## Directions for this task
Search the entries for the word "title" and return every line where it is found.

[Start of section]

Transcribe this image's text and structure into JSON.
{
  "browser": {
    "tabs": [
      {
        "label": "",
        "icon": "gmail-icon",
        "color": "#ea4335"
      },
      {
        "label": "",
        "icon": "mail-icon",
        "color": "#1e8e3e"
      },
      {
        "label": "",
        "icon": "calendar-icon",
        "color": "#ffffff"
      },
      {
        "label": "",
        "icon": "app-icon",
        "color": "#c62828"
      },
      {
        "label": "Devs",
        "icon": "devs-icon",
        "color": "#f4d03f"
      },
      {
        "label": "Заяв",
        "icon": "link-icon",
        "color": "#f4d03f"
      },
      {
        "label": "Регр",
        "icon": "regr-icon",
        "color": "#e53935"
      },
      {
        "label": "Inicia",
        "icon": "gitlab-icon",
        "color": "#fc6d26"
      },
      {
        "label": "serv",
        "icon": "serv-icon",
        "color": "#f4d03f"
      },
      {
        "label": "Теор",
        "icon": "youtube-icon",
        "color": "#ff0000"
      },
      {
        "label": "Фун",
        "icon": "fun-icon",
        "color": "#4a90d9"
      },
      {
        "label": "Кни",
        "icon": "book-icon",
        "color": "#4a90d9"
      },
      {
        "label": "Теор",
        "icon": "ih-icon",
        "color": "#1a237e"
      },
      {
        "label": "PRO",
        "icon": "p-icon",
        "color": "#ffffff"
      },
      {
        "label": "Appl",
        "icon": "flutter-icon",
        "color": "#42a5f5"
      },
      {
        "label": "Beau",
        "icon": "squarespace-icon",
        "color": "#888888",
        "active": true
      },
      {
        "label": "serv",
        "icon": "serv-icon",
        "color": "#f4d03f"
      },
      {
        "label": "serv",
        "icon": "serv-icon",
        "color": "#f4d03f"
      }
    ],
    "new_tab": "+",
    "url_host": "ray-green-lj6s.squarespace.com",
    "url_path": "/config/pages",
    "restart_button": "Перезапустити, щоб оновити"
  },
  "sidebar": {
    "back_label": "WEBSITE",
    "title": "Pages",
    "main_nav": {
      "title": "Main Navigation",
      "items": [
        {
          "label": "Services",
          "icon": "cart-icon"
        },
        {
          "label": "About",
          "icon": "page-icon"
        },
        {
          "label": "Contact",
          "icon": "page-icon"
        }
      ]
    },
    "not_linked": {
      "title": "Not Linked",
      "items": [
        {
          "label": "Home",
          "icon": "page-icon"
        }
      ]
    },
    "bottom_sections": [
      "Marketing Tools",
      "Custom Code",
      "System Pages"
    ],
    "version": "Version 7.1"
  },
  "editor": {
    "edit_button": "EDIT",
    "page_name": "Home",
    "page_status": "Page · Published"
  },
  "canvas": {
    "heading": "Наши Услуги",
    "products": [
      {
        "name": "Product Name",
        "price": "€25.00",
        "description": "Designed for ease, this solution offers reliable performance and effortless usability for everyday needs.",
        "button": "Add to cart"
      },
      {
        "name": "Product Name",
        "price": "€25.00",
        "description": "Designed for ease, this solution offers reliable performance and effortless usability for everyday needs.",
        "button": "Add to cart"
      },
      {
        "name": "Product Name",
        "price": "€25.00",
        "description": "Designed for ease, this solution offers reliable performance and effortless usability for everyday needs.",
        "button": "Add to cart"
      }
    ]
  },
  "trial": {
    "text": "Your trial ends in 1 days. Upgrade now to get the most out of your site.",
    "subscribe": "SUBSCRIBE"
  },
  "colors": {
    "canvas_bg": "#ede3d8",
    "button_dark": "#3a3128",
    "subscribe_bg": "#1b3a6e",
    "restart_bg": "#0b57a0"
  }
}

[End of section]

## Written answer
    "title": "Pages",
      "title": "Main Navigation",
      "title": "Not Linked",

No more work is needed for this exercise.